GOAL OF THE EXERCISE: Reproduce each line from the records that holds "name".

EXERCISE INPUT:
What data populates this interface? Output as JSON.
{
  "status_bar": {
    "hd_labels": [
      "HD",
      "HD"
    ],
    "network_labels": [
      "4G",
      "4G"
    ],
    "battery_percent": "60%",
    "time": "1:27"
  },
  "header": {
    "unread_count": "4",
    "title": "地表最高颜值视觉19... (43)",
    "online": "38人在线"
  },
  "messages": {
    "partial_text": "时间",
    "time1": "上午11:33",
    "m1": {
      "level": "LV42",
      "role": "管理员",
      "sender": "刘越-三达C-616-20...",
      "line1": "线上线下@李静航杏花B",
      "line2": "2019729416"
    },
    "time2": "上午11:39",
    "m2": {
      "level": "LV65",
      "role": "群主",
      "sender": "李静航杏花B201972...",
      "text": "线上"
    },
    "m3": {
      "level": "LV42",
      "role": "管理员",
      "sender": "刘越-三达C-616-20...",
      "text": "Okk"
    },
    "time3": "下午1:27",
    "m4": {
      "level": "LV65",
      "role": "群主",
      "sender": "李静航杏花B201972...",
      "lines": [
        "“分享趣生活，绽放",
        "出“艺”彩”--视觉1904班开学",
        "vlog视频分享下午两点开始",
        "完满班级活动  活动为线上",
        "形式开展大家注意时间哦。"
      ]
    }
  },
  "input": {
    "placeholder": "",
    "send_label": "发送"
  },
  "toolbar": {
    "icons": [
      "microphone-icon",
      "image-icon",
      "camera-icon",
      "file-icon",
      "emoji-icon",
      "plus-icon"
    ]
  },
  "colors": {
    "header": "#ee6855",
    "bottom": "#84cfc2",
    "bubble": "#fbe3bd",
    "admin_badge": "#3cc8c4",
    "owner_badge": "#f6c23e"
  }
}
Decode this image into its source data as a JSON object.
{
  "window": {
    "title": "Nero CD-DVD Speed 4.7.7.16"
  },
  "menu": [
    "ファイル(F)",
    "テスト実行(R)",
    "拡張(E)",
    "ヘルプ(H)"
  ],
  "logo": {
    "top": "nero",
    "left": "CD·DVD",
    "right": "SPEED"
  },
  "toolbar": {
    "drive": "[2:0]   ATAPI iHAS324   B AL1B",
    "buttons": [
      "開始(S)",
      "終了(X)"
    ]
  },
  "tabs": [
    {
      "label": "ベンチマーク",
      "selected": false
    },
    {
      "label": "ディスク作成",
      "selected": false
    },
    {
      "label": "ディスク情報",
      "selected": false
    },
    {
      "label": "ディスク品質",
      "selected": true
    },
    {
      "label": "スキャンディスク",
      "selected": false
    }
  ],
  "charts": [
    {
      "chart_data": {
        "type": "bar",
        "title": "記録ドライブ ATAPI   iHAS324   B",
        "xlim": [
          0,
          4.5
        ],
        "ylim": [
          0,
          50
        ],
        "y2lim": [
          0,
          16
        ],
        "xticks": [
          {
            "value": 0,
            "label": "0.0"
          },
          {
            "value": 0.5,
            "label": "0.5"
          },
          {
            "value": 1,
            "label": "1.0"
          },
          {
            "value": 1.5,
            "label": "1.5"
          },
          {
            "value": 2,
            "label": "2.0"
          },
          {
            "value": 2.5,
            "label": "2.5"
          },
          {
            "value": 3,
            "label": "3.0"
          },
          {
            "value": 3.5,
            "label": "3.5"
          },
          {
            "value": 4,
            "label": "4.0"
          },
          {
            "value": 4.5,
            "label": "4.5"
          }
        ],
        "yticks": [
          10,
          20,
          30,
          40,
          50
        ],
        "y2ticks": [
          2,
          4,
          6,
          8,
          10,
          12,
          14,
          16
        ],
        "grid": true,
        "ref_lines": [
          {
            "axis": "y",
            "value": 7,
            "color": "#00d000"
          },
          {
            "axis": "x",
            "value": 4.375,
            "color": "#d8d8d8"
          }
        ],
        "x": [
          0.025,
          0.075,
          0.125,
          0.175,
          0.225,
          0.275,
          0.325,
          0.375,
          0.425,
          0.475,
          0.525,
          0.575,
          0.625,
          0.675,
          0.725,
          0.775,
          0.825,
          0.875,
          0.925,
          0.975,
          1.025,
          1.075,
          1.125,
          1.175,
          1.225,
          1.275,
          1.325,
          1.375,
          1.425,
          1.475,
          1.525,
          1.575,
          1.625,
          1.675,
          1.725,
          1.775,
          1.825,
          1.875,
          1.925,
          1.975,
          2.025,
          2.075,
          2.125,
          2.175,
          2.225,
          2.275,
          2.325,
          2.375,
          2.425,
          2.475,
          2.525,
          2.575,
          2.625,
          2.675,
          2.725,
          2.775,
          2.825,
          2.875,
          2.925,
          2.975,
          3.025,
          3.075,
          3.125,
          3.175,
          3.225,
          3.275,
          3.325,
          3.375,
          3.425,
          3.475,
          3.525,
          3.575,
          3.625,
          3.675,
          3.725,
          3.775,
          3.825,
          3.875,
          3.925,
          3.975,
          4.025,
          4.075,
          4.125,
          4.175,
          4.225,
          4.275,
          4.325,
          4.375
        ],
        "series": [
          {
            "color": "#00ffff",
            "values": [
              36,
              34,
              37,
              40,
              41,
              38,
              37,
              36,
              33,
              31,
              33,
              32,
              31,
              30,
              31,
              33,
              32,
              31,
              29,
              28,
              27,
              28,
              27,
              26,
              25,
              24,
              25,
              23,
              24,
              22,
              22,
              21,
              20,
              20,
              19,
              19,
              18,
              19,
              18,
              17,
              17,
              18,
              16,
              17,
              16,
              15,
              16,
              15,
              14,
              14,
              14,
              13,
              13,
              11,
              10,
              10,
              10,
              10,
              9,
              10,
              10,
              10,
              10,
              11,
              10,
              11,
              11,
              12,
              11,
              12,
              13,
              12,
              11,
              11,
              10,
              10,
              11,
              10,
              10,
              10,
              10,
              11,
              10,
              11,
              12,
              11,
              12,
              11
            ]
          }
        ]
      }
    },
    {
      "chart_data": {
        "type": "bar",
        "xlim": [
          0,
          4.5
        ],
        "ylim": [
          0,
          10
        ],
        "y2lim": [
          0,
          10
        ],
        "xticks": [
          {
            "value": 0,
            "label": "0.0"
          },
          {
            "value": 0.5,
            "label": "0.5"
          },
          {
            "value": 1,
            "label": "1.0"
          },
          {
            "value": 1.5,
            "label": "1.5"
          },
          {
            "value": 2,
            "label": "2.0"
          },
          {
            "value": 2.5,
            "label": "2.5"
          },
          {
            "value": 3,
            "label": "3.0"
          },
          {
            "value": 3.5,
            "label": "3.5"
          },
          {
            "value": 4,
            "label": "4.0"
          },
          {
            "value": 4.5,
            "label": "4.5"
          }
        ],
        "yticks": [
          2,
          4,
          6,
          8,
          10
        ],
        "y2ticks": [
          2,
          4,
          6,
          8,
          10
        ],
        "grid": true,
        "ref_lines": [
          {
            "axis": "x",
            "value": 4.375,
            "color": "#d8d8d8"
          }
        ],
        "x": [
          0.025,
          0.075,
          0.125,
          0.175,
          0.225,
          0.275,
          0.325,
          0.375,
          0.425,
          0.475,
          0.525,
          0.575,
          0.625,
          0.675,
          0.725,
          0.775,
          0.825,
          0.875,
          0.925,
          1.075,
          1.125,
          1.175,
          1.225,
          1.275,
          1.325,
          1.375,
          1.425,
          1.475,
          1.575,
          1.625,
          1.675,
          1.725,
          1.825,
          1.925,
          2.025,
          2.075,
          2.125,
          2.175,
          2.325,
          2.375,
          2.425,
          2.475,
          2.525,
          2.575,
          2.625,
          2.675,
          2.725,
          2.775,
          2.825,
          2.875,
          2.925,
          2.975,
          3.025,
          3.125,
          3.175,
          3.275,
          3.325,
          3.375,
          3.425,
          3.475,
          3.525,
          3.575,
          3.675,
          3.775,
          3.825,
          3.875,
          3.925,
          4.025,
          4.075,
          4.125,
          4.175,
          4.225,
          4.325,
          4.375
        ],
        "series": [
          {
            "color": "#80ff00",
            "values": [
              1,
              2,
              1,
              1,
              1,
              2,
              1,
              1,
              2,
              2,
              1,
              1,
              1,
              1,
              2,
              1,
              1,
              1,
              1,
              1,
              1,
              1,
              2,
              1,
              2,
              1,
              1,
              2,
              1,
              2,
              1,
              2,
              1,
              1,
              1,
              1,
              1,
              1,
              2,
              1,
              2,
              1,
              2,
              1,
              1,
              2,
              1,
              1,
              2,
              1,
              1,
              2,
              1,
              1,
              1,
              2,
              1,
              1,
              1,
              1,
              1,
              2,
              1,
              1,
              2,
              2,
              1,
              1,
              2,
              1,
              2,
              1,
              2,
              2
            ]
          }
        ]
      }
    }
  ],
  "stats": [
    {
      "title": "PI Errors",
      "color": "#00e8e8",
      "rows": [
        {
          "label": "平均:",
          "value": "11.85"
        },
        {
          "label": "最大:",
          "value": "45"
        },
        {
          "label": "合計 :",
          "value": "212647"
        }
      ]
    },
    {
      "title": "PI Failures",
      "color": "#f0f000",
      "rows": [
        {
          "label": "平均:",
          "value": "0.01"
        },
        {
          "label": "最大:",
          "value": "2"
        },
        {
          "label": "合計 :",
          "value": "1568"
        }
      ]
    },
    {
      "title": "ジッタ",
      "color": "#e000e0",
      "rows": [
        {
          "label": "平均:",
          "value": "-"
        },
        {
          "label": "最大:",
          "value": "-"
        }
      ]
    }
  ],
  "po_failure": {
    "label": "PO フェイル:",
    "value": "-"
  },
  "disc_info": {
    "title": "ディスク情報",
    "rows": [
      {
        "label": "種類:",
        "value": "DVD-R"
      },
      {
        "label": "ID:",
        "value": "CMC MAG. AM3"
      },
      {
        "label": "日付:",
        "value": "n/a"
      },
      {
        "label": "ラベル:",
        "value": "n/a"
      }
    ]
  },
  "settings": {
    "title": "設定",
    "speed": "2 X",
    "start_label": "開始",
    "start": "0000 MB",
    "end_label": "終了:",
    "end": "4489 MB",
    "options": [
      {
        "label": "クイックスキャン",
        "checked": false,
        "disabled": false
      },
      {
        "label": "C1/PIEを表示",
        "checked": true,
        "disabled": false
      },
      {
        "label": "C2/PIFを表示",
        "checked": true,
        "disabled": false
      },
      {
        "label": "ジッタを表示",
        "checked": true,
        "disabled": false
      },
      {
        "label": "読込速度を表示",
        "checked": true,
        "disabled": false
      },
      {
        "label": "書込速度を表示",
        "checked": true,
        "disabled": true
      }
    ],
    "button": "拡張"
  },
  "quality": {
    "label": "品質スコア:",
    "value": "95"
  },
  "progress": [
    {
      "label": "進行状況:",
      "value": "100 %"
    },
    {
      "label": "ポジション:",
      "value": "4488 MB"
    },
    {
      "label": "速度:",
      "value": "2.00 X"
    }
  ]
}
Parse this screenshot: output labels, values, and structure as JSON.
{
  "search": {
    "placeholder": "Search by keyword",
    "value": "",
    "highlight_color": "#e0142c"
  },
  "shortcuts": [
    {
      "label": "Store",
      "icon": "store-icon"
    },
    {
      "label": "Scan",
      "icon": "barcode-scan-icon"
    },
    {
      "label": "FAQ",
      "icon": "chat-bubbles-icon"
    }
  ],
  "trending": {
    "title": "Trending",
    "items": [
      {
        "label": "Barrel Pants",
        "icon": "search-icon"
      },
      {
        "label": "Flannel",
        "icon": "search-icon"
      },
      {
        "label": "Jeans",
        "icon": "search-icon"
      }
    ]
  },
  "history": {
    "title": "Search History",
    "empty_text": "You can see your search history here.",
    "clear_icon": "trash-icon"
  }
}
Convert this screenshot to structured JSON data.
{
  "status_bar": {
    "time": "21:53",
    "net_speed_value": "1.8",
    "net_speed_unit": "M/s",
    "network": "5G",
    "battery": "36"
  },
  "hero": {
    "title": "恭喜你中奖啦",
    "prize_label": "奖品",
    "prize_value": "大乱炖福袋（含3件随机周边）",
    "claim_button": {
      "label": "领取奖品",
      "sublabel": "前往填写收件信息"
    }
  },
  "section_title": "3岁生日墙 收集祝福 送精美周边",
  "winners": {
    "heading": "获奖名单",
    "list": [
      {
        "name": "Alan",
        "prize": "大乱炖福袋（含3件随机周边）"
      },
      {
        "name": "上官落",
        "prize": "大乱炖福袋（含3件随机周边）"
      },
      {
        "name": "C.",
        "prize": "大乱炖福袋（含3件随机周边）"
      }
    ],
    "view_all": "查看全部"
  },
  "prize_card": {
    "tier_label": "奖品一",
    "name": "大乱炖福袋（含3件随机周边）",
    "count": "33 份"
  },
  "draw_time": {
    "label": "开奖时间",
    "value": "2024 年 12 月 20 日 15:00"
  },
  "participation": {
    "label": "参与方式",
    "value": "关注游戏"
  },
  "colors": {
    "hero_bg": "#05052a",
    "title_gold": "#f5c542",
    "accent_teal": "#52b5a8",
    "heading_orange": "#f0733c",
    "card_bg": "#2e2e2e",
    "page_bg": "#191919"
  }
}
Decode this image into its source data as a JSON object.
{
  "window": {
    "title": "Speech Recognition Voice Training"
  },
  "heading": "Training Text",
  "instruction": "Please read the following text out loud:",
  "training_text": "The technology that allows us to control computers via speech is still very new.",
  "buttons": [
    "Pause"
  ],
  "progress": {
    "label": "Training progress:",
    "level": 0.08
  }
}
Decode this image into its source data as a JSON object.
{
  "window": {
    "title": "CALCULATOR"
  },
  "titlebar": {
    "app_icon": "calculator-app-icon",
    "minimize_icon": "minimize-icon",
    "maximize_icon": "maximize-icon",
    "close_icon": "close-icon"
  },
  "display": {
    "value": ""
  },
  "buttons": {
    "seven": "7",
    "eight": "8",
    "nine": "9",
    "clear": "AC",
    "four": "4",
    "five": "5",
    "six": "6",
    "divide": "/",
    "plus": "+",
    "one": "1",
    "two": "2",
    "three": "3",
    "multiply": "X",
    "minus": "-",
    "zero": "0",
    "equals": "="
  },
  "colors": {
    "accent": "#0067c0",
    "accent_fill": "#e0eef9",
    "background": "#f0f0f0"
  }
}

TASK RESPONSE:
        "name": "Alan",
        "name": "上官落",
        "name": "C.",
    "name": "大乱炖福袋（含3件随机周边）",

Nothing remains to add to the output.